“I think all cabinet members have performed and worked very hard,” Premier Bob McLeod told media following the announcement of the results. “I can’t force anyone to resign. They can only be replaced by a motion of revocation.”
Early in the day – which involved nearly nine hours of speeches, questioning and short breaks in between – cabinet ministers unanimously declared they would not resign from their executive roles if handed a vote of non-confidence.
Their statements came in response to a question from Hay River North MLA R.J. Simpson, who boldly asked whether cabinet would step aside or defy the secret vote and force members to remove them.
“If I get a vote of non-confidence, I would want to see who actually believes that I need to step down,” said Caroline Cochrane, minister of Municipal and Community Affairs. “To step down is not what I came for.”
Many ministers shared the sentiment, stating they would want a public vote if members were to ask they be ousted from cabinet.
“The only way to remove somebody from executive council is for an open, public vote in this assembly,” said Health Minister Glen Abernethy, who stated there are established protocols for removing individuals from the assembly.
Given that, he wouldn’t resign either. He’d work with members to make improvements “and hopefully be able to do a better job moving forward,” said Abernethy.
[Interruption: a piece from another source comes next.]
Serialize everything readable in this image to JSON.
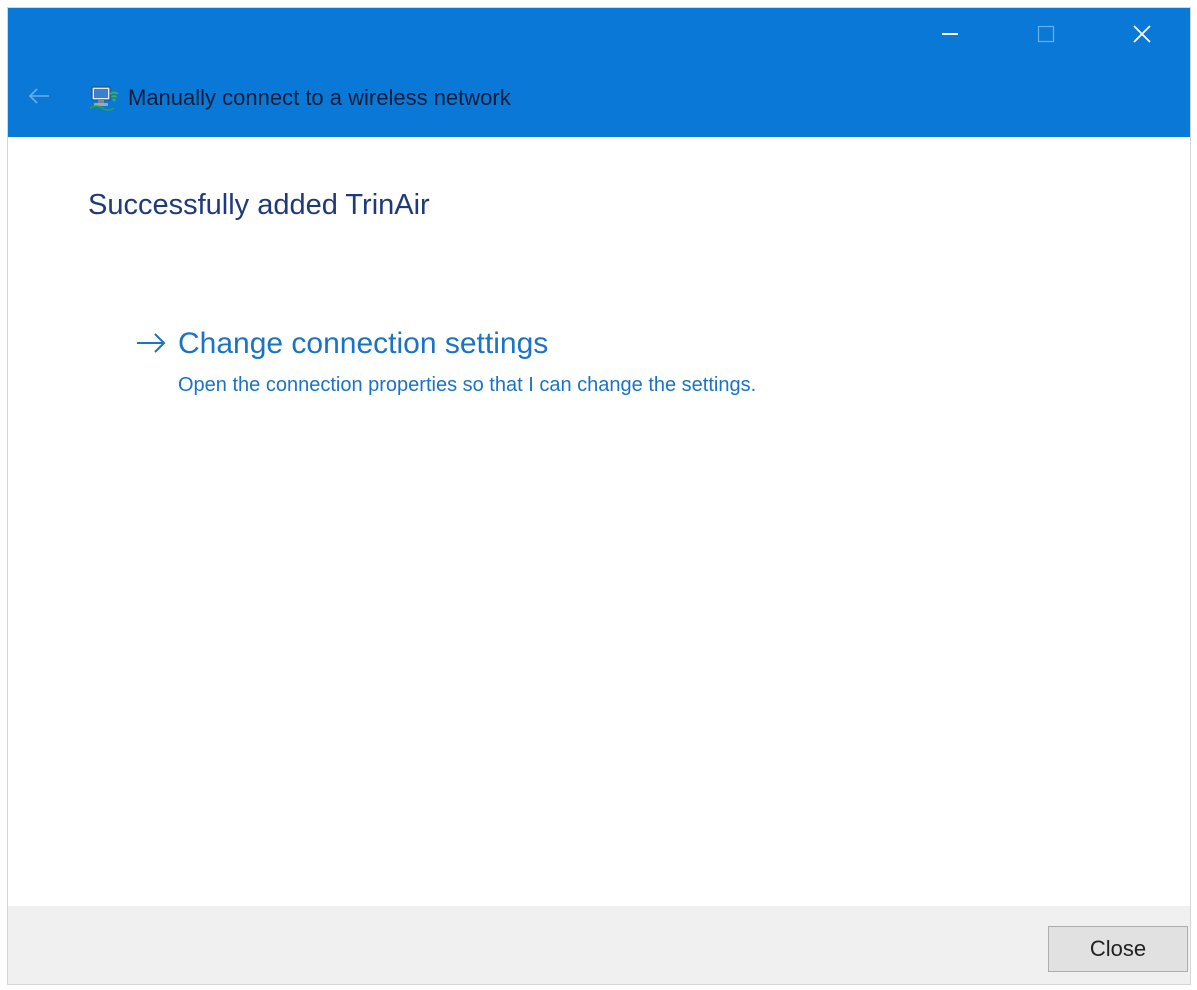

Robert C. McLeod, who is responsible for the Department of Environment and Natural Resources, as well as the Department of Finance, stated he would not step down either.
Resigning based on a secret vote “would go against what we’ve been talking about for the last two years,” he said, referring to work to improve government transparency.
Sebert, the transparency minister himself, agreed.
He said he had concerns about the “secretive nature of the vote we are facing today” from early on.
“Therefore, no, I would not resign,” Sebert said.
But regular MLAs were not pleased by cabinet’s gesture.
Kam Lake MLA Kieron Testart said he was “shocked” by cabinet’s declaration while Yellowknife North MLA Cory Vanthuyne said he was “troubled” by cabinet’s solidarity, as it was his understanding everyone had independence.
“When the question was put to the premier later, about how shall he direct cabinet to vote when it comes to this,” said Vanthuyne, “he kind of shed a light on the fact that cabinet takes the position of solidarity and, if not, it could cause anarchy.”
He said it was too early for him to say whether members would take steps to remove Sebert when MLAs begin the third session of the 18th assembly in just over a week.
However, Yellowknife Centre MLA Julie Green expects members to do so.
“Having gone through this process, we need to see it through to the end,” said Green. “Otherwise, it’s kind of been meaningless.”